Return only those lines of the records below in which "username" appears.

'''

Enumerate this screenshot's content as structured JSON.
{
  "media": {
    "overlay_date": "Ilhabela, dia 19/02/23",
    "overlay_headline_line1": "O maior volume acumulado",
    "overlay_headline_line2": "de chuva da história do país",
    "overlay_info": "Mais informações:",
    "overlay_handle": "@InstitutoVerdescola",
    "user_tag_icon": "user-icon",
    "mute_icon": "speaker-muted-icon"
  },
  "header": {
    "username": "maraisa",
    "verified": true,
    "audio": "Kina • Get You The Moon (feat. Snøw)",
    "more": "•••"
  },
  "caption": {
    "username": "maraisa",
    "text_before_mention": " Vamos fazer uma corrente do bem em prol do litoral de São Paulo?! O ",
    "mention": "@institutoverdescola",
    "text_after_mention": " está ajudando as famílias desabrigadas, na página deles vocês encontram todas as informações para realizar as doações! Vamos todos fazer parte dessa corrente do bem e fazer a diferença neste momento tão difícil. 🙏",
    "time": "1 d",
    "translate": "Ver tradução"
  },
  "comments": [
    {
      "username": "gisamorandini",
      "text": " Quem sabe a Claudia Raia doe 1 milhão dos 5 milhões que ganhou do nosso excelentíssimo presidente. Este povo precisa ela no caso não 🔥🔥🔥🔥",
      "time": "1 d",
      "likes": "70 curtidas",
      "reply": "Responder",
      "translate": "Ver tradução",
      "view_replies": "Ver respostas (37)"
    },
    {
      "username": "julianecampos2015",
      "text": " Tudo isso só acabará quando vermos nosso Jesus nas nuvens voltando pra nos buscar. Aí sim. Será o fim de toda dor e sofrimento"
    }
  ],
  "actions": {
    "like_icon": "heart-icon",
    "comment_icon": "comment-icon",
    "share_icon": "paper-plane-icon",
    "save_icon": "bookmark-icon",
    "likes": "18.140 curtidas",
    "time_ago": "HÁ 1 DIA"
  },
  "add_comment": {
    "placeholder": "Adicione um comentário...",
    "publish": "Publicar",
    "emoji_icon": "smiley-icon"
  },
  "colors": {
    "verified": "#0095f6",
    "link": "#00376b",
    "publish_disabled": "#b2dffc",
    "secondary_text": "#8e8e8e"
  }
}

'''

> Exercise answer
    "username": "maraisa",
    "username": "maraisa",
      "username": "gisamorandini",
      "username": "julianecampos2015",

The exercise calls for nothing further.